Workers around the world want to expose Walmart’s bad labor practices throughout the company’s stores, warehouses and global supply chain.
“I’m working to build the profits of the richest family on the globe, while putting my safety at risk just to go into work,” said one supply chain worker. “The Waltons need to see and hear what they are doing to families around the globe. It’s shameful.”
“I am worried about how I’m going to pay for groceries this week while Alice Walton has paid off a US$200 million luxury condo in New York City,” said Emily Wells, a Walmart worker in the US. “The Waltons are at the center of the income inequality problems that are hurting the global economy and all of our families.”
According to UNI, The Walton family is worth “$150 billion and grows that wealth by more than $8 million a day. It would take a Brazilian Walmart worker a total of 30 million years to earn the equivalent of the Walton family’s wealth.”

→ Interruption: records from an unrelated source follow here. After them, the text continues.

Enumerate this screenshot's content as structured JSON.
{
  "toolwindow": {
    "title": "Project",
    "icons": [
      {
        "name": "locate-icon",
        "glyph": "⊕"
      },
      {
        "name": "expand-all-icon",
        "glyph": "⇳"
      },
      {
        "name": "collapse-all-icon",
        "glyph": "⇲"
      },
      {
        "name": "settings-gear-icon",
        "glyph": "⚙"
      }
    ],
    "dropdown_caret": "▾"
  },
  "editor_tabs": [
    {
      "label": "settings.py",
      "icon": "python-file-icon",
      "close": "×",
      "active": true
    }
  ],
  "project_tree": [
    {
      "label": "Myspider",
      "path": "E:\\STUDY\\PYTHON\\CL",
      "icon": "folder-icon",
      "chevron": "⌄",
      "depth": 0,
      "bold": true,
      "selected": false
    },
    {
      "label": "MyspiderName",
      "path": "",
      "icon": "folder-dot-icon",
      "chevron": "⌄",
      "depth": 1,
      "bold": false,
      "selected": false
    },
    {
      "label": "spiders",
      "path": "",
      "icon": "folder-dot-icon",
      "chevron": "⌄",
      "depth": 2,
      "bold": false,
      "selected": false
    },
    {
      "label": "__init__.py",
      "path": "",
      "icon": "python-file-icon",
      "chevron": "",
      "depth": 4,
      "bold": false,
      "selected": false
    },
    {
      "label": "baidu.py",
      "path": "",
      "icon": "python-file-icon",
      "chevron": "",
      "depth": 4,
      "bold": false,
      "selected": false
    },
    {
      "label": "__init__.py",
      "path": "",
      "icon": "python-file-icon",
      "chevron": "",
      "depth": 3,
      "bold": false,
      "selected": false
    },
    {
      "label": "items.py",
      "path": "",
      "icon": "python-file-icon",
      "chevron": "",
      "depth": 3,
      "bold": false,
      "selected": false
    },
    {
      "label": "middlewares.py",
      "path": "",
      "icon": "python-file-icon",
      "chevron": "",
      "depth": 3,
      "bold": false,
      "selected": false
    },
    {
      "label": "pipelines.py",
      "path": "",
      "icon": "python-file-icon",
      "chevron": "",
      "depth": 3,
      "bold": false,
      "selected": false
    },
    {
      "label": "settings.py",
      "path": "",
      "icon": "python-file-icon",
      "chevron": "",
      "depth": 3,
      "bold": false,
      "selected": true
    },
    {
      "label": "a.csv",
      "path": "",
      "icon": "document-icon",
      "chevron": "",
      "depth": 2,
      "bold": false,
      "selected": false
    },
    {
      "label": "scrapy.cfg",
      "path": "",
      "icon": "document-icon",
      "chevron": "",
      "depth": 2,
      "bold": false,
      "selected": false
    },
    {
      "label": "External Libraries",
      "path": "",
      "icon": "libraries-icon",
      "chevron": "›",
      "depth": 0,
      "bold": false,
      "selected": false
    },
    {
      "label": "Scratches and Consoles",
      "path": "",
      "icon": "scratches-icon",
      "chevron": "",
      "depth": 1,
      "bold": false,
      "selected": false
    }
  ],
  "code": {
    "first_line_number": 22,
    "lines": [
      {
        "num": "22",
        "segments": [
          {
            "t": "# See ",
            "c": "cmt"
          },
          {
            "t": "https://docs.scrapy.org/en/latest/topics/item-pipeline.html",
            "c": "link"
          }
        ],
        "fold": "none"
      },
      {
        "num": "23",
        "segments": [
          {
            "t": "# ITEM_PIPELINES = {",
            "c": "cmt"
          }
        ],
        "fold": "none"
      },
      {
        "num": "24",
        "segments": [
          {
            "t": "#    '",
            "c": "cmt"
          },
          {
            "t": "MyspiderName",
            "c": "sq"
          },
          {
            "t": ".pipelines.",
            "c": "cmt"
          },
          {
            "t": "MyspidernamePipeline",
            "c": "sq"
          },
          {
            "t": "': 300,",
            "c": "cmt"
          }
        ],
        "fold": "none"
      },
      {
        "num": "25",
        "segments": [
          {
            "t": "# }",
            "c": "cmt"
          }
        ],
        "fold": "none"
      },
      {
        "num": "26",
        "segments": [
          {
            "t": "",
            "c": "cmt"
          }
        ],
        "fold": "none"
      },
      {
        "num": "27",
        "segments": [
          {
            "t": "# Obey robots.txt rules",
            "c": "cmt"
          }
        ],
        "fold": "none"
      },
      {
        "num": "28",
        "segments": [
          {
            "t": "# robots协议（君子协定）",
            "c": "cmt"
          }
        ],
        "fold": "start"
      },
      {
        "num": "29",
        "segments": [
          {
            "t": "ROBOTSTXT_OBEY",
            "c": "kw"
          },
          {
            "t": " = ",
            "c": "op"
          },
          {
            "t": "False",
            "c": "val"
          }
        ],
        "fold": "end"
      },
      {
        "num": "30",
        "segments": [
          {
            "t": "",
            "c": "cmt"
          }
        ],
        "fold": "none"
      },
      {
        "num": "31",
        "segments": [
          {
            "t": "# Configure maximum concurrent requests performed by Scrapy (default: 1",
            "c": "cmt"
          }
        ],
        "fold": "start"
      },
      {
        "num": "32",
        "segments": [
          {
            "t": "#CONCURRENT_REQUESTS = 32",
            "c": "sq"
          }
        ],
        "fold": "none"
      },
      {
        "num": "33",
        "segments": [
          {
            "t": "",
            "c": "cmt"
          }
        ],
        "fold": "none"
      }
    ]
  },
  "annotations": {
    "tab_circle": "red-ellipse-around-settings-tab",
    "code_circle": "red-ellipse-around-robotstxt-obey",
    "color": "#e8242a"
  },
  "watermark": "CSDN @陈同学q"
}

Last week’s protests were a sign of Walmart workers’ growing discontent with the company’s low-road business model. With pressure mounting globally, American workers and their supporters pledge to take action as Black Friday nears. You can get involved by visiting BlackFridayProtests.org.